So, what to do with Leigh Dicks’ work? Well, here I’ve brought together half a dozen of my preferred images. They all depict written, painted words or images that are either instructive or rebellious, official or graffiti, in support of the prison rules (signs) or counter to prison reality (murals of wilderness/freedom). These texts and images are common in nearly all prisons (all the ones I’ve ever visited). To the uninitiated eye they are confusing and incongruous. After a short space of time they almost cease to be visible.
These wall paintings, administrative orders and motivational statements I’ve identified in Angola Prison, in Beth Nakamura’s photography in Oregon’s prisons, in Alyse Emdur’s collected portraits, and in Geoffrey James’ work in Kingston Penitentiary in Canada, among other places.
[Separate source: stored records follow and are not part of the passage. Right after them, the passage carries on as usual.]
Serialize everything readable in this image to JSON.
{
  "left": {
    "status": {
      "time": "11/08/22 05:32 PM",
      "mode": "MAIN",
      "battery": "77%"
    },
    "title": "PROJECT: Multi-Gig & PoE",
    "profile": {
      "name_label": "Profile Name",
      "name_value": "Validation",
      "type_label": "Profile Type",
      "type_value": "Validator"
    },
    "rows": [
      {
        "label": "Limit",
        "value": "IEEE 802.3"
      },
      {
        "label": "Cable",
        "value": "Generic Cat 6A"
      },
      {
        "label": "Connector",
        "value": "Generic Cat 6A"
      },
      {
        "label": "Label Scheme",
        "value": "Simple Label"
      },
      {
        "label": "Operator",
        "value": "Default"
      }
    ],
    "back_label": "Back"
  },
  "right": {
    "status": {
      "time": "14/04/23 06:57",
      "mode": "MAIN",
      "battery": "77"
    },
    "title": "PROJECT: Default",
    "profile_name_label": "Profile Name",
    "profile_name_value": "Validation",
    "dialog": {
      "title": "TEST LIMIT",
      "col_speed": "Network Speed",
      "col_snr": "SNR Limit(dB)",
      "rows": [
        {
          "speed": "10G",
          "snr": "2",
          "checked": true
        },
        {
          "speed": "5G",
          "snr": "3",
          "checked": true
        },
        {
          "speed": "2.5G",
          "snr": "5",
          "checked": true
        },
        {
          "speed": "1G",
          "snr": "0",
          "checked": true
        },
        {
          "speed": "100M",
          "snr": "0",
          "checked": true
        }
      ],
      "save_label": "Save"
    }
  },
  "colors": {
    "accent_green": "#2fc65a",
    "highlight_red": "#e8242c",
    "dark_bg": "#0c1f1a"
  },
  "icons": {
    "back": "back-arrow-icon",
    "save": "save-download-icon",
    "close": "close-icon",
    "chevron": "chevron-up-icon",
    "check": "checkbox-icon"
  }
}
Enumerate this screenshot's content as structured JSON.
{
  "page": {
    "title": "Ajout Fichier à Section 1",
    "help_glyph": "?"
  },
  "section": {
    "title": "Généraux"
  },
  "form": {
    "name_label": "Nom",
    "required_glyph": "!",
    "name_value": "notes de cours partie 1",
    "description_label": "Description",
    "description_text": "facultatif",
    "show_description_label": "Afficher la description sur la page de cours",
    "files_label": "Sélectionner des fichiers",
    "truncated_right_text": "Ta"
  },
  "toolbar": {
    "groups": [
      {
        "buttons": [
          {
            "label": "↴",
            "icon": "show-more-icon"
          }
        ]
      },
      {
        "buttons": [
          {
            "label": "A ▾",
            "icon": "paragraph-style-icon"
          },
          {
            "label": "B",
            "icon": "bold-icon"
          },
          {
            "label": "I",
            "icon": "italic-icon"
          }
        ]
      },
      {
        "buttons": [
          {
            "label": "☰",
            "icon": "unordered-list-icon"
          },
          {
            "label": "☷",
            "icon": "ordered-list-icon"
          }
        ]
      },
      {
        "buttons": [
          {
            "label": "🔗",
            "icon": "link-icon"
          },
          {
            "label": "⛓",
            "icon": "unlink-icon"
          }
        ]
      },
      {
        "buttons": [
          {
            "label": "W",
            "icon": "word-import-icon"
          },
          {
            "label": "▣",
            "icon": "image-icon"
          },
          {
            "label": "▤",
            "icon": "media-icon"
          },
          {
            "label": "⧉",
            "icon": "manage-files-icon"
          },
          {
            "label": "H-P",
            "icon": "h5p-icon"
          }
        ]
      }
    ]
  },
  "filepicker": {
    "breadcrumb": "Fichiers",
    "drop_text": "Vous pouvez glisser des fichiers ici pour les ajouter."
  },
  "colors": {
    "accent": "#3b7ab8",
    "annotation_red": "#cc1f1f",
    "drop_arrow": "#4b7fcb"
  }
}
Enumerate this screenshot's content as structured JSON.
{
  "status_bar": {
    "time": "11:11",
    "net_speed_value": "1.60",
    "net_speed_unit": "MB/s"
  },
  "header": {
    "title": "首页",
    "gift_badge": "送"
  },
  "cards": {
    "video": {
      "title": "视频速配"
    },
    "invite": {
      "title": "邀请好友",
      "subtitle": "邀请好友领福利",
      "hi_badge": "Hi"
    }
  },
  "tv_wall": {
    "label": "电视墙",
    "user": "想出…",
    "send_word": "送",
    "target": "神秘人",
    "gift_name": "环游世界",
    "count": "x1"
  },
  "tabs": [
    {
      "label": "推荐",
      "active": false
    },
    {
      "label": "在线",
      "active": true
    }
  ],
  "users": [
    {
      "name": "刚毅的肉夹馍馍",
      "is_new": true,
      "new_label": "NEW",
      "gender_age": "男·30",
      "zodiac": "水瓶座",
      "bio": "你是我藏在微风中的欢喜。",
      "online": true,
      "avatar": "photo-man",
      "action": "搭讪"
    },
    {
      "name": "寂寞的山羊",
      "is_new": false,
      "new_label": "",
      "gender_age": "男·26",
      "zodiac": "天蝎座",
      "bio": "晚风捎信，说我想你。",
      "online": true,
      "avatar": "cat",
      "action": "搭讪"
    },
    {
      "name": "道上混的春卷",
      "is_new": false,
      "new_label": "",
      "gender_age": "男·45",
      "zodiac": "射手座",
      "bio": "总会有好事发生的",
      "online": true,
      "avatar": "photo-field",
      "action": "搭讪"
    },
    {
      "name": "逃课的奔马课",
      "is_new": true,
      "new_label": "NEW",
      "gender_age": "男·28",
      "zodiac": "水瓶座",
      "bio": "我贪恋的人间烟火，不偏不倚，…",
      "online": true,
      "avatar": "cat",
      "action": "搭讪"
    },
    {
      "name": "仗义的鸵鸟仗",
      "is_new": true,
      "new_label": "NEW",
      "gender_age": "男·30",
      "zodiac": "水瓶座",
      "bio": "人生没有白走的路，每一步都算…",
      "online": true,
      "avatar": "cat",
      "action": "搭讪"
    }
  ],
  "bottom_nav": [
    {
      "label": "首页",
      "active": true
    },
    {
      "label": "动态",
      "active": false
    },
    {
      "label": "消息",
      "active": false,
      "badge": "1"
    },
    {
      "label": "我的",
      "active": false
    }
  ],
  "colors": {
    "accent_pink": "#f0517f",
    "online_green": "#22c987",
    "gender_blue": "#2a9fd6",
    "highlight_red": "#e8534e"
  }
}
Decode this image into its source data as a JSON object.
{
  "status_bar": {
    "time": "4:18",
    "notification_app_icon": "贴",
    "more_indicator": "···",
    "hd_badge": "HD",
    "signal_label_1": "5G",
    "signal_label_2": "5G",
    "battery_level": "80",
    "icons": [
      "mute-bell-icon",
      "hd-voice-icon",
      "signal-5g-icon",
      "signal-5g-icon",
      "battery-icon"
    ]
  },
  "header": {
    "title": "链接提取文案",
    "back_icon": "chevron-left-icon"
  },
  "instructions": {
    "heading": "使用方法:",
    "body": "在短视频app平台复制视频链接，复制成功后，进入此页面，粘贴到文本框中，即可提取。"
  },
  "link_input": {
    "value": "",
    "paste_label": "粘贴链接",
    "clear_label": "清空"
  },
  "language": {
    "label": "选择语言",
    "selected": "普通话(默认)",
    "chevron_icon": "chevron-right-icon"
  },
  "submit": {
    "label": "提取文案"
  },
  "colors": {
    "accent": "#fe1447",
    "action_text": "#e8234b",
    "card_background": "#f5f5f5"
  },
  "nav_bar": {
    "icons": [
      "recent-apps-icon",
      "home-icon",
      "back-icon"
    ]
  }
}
There’s a lot more going on in these deliberated 2D interventions on prison walls than we might initially see or comprehend. That’s a longer discussion for another time. I just wanted to drill down on this type of content within Leigh Dicks’ work.
Leigh Dicks says in his bio that he seeks to “investigate the landscape and the fragile ties that it shares with human history.” That includes the penal landscape, the invisible territories of power within and, yes also, the fake painted landscapes on prisons’ interior walls.
Mark Wolfe Contemporary Art in San Francisco, is to host an exhibition of never-before-seen images of San Francisco and San Franciscans, made between 1965 and 2015.
Of Maury’s work, 25 images have been selected from a pool of more than 6,000! God knows how many images Ted’s made in the past 5 decades. This show, I must conclude, is long overdue … and it’s gonna be gold.
All the info you need is right here.
Last night, the two joined forces to insert Krimes’ otherwise massive flat mural into one of the cells at ESP.
The wrap around, judging from the photo (above) looks very effective. I’m guessing they’ve reproduced the mural on paper and pasted it up on those damp, crumbling ESP walls. If I wasn’t 3,000 miles away I’d pay a visit and immerse myself in this work.
Krimes’ work is part of a new season of art installations at ESP (see the flyer below) in which Emily Waters’ fantastic “commemorative” plates of the 10 worst prisons in the United States is also featured. More on Waters’ project here.